While speaking at the 20th anniversary conference of the Financial Stability Institute (FSI), Agustín Carstens, the General Manager of BIS, highlighted the need for regulatory actions in light of the continued evolution of financial technology. He began by discussing the challenges arising from the assumption of financial stability responsibilities by central banks and then examined the impact of recent technological developments on the relevant policy framework and the role of financial-sector authorities. Finally, he also discussed the planned role of FSI in addressing the challenges at hand.
He highlighted that the recent technological developments further complicate the framework in which central banks and supervisory authorities should perform their responsibilities. The challenge for policymakers is, naturally, to maximize the benefits of fintech while minimizing risks to the financial system. He emphasized that, to move forward, authorities need to:

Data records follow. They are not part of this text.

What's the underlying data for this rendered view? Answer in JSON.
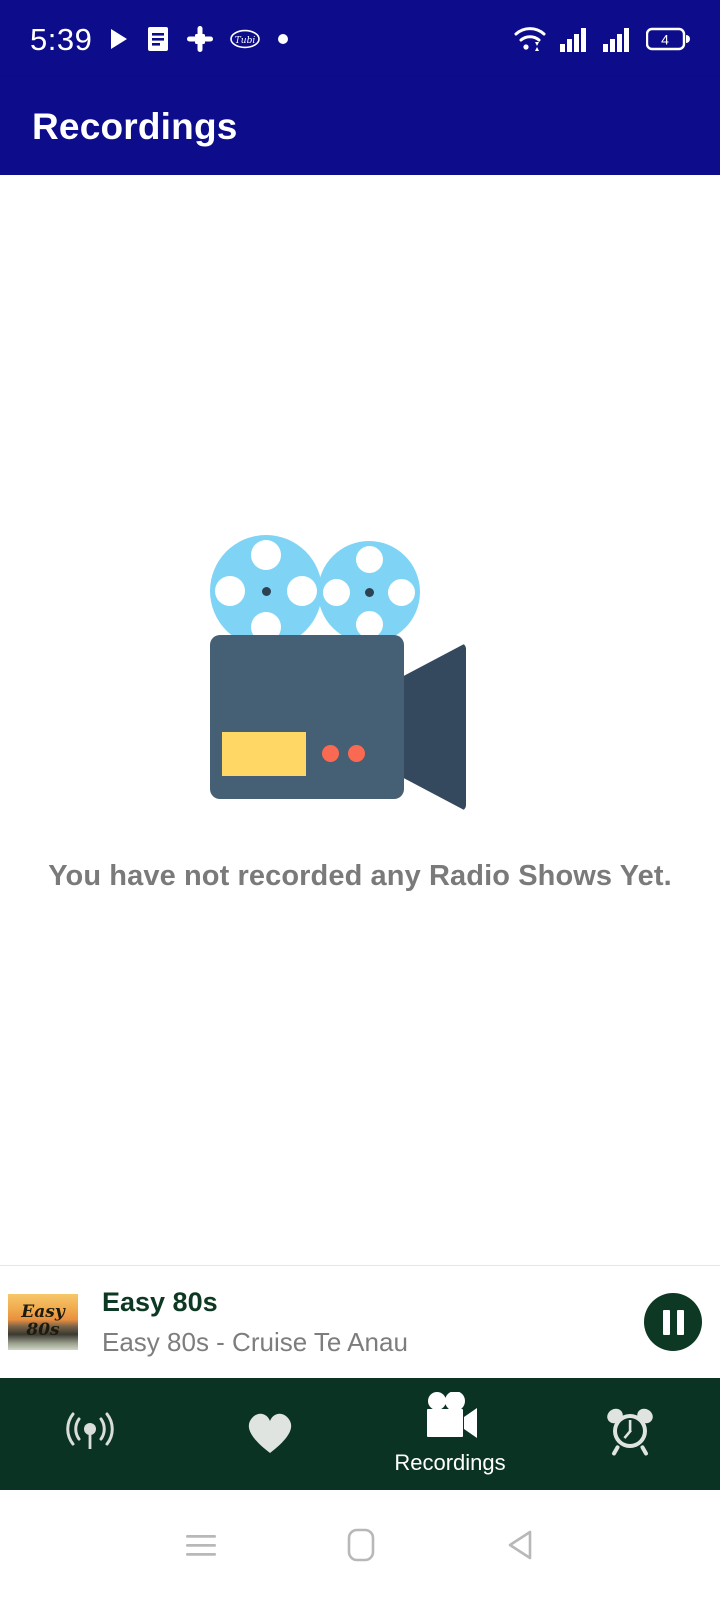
{
  "status_bar": {
    "time": "5:39",
    "left_icons": [
      "play-icon",
      "list-document-icon",
      "slack-icon",
      "oval-logo-icon",
      "dot-icon"
    ],
    "right_icons": [
      "wifi-icon",
      "signal-bars-icon-1",
      "signal-bars-icon-2",
      "battery-icon"
    ],
    "battery_level": "4",
    "background_color": "#0d0d8c"
  },
  "header": {
    "title": "Recordings",
    "background_color": "#0d0d8c",
    "text_color": "#ffffff"
  },
  "main": {
    "empty_state": {
      "message": "You have not recorded any Radio Shows Yet.",
      "illustration": "movie-camera-illustration",
      "illustration_colors": {
        "reel": "#7fd4f5",
        "body": "#456074",
        "lens": "#34495e",
        "screen": "#ffd765",
        "buttons": "#fa6a52"
      },
      "text_color": "#7a7a7a"
    }
  },
  "mini_player": {
    "station_title": "Easy 80s",
    "now_playing": "Easy 80s - Cruise Te Anau",
    "thumbnail_text_line1": "Easy",
    "thumbnail_text_line2": "80s",
    "play_state_icon": "pause-icon",
    "button_color": "#0d3823",
    "title_color": "#0d3823"
  },
  "bottom_nav": {
    "background_color": "#0b3323",
    "items": [
      {
        "label": "",
        "icon": "radio-broadcast-icon",
        "active": false
      },
      {
        "label": "",
        "icon": "heart-icon",
        "active": false
      },
      {
        "label": "Recordings",
        "icon": "video-camera-icon",
        "active": true
      },
      {
        "label": "",
        "icon": "alarm-clock-icon",
        "active": false
      }
    ]
  },
  "system_nav": {
    "buttons": [
      "recents-icon",
      "home-icon",
      "back-icon"
    ]
  }
}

- Develop a comprehensive understanding of the fintech businesses in their jurisdiction
- Carefully consider the need to adjust the regulatory perimeter to accommodate new entities or activities to ensure adequate control of risks and a level playing field
- Coordinate regulatory actions at the global level to the extent possible
- Embrace technology, keeping in mind that the recent advances in artificial intelligence and its practical application in machine learning, natural language processing, and other advanced analytic capabilities have provided opportunities for developing tools to enhance supervisory capacity
Mr. Carstens noted that recent developments point to an emerging need for regulatory actions. The actions should be proportionate, holistic and, ideally, internationally coordinated. The central banks and supervisory authorities should continue to focus on their core functions related to financial stability and adequate market functioning. He also added that technological developments have strengthened the case for the independence of central banks and supervisory authorities. Independent regulators could be in a better position to take time-consistent actions and pay due attention to different scenarios to ensure that new technologies develop in an orderly way without undermining financial stability. He further discussed that BIS is determined to contribute substantially to the objectives: to develop a comprehensive and integrated analysis of economic and financial stability and to incorporate, in the policy analysis and decision-making processes, all relevant implications of technological innovation for the financial system. He then described several elements of "Innovation BIS 2025," which is the new medium-term strategy of BIS:
- To continue the efforts to develop a conceptually integrated framework for financial stability policies
- To take several initiatives to better understand the implications of technological developments for the financial system and help stakeholders to make effective use of them in their own policy formation
- To strengthen the efforts to contribute to the dissemination of good policy practices, to support capacity-building, and to facilitate interaction among regulators
Mr. Carstens mentioned that FSI will play a key role in several of these initiatives. FSI can contribute to the efforts of financial-sector authorities to address the new challenges by facilitating the dissemination of information and analysis on relevant topics and by fostering the exchange of practices and experiences among supervisors. Mr. Carstens further stated that FSI will create a repository of technology-related regulatory developments. In addition, it will continue developing comparative studies on distinct regulatory and supervisory approaches followed in different jurisdictions. Finally, FSI will further develop a recently created informal network of technology specialists in supervisory organizations to exchange practices and experiences on technological developments.
Related Link: Speech
Keywords: International, Banking, Financial Stability, Proportionality, Fintech, Regtech, Suptech, FSI, BIS
The European Banking Authority (EBA) published version 5.1 of the filing rules for supervisory reporting.
The European Central Bank (ECB) Guideline 2021/1829 on the procedures for the collection of granular credit and credit risk data has been published in the Official Journal of European Union.
The European Banking Authority (EBA) published the final draft regulatory technical standards on disclosure of investment policy by investment firms, under the Investment Firms Regulation (IFR).
The Australian Prudential Regulation Authority (APRA) published the prudential practice guide CPG 511 to assist banks, insurers, and superannuation licensees in meeting requirements of CPS 511, the new prudential standard on remuneration.
The Office of the Comptroller of the Currency (OCC) published a bulletin that provides an updated self-assessment tool for banks to evaluate their preparedness for cessation of the London Interbank Offered Rate (LIBOR).
The Financial Stability Board (FSB) published a report that examines the progress made toward disclosures aligned with recommendations of the Task Force on Climate-related Financial Disclosures (TCFD).
The Basel Committee on Banking Supervision (BCBS) published the progress report on adoption of the Basel III regulatory framework in member jurisdictions.
The French Prudential Supervisory Authority (ACPR) has implemented, in its information system, updates linked to the Data Point Model (DPM) version 3.1.
The European Banking Authority (EBA) published a thematic note that aims to identify and raise awareness of the transition risks of benchmark rates, as the London Interbank Offered Rate (LIBOR) and the Euro Overnight Index Average (EONIA) are close to being phased out.